►

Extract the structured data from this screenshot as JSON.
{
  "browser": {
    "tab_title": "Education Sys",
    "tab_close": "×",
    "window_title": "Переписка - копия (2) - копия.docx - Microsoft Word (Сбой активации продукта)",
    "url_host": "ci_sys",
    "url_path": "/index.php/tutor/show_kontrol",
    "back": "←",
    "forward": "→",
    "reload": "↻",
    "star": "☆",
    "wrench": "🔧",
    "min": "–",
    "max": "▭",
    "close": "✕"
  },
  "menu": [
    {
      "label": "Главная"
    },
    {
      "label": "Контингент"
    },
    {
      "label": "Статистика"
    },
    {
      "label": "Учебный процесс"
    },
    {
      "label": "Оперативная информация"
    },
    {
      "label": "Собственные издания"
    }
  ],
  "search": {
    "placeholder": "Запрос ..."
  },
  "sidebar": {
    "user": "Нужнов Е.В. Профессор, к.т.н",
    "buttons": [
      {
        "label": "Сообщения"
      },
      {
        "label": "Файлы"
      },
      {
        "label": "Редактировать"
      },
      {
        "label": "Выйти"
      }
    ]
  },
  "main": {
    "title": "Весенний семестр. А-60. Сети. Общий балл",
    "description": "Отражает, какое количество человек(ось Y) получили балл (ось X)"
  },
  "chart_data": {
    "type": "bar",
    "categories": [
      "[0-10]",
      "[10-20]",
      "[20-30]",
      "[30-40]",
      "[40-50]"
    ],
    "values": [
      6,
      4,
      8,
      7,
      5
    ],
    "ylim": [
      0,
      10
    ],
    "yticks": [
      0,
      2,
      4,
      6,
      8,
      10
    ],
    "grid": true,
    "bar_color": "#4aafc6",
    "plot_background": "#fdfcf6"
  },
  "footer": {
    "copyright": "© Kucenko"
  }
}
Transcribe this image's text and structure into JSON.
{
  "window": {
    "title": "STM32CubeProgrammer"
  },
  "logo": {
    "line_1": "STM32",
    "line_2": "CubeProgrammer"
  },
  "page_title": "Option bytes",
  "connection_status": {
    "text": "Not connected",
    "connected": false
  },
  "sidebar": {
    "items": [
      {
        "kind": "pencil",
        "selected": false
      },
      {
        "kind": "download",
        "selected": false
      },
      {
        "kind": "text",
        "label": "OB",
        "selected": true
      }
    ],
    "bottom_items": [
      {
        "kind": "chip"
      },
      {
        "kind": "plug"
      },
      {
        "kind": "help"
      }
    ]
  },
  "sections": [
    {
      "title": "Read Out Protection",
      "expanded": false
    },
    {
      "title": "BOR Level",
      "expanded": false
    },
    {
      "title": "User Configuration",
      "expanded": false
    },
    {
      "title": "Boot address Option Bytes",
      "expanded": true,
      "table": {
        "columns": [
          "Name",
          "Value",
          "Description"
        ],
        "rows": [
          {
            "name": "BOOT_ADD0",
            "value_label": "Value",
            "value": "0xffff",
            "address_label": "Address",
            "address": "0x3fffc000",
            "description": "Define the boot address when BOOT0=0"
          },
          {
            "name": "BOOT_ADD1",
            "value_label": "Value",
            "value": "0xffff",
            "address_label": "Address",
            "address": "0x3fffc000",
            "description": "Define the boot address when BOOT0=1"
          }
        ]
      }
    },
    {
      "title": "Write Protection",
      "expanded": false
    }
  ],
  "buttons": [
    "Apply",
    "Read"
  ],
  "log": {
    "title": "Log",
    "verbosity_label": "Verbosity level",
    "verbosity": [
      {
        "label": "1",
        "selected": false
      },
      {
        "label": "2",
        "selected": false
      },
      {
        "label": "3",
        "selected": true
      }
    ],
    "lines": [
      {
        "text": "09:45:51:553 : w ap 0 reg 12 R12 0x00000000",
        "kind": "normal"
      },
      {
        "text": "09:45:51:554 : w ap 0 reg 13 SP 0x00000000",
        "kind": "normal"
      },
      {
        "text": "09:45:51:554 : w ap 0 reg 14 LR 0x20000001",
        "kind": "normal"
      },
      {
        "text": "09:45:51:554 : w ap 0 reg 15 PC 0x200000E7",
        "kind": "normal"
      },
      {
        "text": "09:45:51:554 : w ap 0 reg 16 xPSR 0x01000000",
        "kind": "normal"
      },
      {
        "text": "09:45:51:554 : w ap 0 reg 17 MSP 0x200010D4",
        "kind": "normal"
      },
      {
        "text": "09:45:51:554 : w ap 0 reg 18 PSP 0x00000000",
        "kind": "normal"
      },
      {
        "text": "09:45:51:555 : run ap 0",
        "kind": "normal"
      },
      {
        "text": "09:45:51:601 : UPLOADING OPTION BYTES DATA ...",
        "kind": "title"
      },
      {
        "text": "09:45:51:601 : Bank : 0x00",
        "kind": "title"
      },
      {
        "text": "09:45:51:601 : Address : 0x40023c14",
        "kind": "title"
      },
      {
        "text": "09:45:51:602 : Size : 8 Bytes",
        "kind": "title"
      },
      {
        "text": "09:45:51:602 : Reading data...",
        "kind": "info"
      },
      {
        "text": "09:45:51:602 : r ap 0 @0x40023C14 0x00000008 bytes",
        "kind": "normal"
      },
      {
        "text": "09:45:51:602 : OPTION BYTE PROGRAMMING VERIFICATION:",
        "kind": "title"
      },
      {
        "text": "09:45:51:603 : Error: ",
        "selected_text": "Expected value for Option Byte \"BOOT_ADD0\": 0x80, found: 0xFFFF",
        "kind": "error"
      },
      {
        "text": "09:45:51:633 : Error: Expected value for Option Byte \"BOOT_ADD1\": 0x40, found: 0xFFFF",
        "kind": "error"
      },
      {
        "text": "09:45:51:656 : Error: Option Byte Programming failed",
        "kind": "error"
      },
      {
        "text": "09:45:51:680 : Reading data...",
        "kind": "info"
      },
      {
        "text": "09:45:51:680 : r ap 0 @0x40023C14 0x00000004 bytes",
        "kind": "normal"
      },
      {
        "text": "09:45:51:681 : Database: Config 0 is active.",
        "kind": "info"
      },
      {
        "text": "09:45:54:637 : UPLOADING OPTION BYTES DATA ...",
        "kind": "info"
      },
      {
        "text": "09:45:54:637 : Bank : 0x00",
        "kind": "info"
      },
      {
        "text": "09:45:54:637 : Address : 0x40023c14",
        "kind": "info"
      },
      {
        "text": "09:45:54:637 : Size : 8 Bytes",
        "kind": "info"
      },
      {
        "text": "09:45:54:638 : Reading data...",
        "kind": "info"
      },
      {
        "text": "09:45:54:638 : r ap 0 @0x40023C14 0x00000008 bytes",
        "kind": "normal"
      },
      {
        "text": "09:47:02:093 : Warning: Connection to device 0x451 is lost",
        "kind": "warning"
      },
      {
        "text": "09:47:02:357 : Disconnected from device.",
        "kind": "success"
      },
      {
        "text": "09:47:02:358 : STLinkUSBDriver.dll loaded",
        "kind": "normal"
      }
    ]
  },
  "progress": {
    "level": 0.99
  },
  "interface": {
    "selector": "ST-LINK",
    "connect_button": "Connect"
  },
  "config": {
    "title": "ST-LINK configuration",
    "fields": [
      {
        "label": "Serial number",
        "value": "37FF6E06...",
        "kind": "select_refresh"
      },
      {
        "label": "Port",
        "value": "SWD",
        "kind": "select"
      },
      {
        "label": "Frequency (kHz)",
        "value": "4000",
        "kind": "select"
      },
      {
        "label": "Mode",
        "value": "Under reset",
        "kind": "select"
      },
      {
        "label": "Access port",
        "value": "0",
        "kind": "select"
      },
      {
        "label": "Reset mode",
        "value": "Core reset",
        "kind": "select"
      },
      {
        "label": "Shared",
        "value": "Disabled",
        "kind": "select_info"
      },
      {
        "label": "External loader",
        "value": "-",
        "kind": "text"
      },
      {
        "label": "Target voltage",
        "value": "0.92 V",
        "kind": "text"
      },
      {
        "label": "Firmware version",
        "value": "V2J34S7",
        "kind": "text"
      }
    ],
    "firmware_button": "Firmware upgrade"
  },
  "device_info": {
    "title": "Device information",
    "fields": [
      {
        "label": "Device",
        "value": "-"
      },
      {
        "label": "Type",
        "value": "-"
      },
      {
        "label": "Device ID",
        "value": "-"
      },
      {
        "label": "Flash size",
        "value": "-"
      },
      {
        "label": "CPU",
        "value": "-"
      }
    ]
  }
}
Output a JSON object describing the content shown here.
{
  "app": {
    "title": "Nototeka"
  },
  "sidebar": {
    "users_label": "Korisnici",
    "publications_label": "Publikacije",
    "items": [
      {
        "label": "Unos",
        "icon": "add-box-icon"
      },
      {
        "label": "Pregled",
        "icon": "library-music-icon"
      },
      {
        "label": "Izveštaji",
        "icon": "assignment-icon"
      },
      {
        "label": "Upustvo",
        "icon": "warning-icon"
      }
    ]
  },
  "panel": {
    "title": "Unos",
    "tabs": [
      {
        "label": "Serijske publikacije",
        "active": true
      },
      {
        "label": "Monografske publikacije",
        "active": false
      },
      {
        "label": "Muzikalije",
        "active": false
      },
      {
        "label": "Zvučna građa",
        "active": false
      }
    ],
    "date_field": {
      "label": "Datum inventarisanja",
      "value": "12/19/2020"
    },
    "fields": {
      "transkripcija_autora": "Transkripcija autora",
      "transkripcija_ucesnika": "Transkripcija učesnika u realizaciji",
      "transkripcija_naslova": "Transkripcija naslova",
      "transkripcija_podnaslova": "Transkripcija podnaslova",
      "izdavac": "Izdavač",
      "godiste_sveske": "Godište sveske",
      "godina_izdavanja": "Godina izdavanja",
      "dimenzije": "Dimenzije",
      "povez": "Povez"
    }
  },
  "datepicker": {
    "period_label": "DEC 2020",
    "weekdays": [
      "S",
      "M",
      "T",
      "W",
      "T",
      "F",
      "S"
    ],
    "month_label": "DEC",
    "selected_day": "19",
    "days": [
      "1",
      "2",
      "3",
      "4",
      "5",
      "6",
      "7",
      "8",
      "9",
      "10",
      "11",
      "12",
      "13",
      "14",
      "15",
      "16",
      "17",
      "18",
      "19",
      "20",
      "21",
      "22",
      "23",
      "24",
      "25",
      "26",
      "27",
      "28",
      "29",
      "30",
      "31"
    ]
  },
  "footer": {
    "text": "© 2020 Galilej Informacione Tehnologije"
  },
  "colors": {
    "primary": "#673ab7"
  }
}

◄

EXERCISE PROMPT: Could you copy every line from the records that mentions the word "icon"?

PROBLEM SOLUTION:
        "icon": "add-box-icon"
        "icon": "library-music-icon"
        "icon": "assignment-icon"
        "icon": "warning-icon"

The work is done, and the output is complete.